Here, Park fiddles with the archetypical noir premise of an investigator who falls for the woman he’s investigating, which clouds his judgment over her presumed innocence. The femme fatale in this case is Seo-rae (Tang Wei), the conspicuously young wife of a man found dead below a craggy mountain face. Did he fall off the edge or was he pushed? That’s the question that haunts Hae-joon (Park Hae-il), a detective so renowned for his fastidiousness that he forces his younger deputy to strap into a harness and trace the man’s descent in reverse, so they can get a sense of his trajectory. In the apartment he occupies in the foggy area during the investigation—his wife, Jung-an (Lee Jung-hyun), waits for him in their coastal home some distance away—Hae-joon keeps a wall of crime scene photographs from cases he hasn’t solved. They seem to be a contributing factor to his insomnia.

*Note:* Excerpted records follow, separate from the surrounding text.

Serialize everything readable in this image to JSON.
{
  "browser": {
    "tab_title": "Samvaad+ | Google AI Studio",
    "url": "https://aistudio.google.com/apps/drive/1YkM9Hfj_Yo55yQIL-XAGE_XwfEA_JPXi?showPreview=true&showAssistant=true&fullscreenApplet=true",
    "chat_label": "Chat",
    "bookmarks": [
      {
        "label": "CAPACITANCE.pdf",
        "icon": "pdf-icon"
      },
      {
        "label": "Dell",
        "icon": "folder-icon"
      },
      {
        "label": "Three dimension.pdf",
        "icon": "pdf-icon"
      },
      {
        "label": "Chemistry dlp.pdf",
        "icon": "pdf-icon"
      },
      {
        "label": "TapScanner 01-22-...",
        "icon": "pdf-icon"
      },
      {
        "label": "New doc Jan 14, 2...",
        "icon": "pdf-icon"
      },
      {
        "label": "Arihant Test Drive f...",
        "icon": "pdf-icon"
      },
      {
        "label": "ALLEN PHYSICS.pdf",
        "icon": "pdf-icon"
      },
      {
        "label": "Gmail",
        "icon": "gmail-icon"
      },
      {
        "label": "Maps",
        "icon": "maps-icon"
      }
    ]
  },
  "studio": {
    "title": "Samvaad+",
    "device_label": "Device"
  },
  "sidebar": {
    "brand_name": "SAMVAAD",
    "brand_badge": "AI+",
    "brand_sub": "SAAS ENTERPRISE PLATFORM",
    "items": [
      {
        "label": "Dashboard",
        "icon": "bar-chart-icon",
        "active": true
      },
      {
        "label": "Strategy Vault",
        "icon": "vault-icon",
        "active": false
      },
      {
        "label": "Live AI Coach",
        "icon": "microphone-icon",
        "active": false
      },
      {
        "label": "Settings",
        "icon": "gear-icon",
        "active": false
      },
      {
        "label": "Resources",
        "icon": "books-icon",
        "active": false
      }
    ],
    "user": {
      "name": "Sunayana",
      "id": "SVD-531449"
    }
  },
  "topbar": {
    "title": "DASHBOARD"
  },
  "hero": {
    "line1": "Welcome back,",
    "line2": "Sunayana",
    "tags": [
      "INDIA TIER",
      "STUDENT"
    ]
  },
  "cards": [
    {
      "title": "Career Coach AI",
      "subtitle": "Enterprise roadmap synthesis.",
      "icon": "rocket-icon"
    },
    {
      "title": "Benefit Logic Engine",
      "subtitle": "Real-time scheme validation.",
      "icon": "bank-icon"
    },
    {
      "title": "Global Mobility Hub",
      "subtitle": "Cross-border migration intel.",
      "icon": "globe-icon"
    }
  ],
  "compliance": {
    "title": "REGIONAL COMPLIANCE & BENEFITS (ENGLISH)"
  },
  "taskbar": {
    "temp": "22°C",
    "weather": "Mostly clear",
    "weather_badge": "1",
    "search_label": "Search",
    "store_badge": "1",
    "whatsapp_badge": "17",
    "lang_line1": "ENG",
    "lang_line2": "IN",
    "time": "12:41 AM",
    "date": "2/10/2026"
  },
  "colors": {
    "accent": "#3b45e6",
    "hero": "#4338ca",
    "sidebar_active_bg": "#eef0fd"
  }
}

One source of suspicion toward Seo-rae is her seeming nonchalance about her husband’s death, though Hae-joon will come to learn that she holds her feelings extremely close to the vest. Besides, the widow does seem to have a solid alibi in her duties as an elder-care nurse. Though the case grows cold, Hae-joon’s interest in Seo-rae intensifies, which deliberately calls to mind the voyeurism and obsession at the heart of Vertigo, another fog-choked thriller, but Park doesn’t stop there. Seo-rae isn’t a passive object of desire, but a master manipulator who stokes the fire between the two of them while remaining at a teasing distance that shrouds her true feelings.
Lest you worry that Park has streamlined his plotting, however, Decision to Leave adds a second case that links up to the first, and requires plenty of sorting out from Hae-joon and the audience alike. While the film doesn’t have the explicitly perverse charge of Park’s other work, there’s a degree to which Seo-rae wants to be investigated, and invites the intrusion that Hae-joon makes into her life, even after she’s seemingly been exonerated. There’s a touch of romance in the way they probe each other’s secrets and vulnerabilities, and that’s where Park throws his emphasis, rather than on the increasingly sticky details of the plot. It’s not as immediately gripping as his previous work, but it lingers like perfume.
Decision to Leave is opening in limited release tomorrow.
Decision to Leave sounds fantastic.
reading your review of Tar made me look up Little Children. you seem to have liked it, Scott, (you gave it a B), but the plot summary of it really makes it sound hollow.
Very excited for both these movies, though I don't know how anything can live up to The Handmaiden. That film is equally parts excellent and nearly impossible to recommend without giving a lot of caveats. ("Hey coworker! I think you'd really enjoy this movie with explicit lesbian sex scenes, BDSM, and grooming! It's really good!")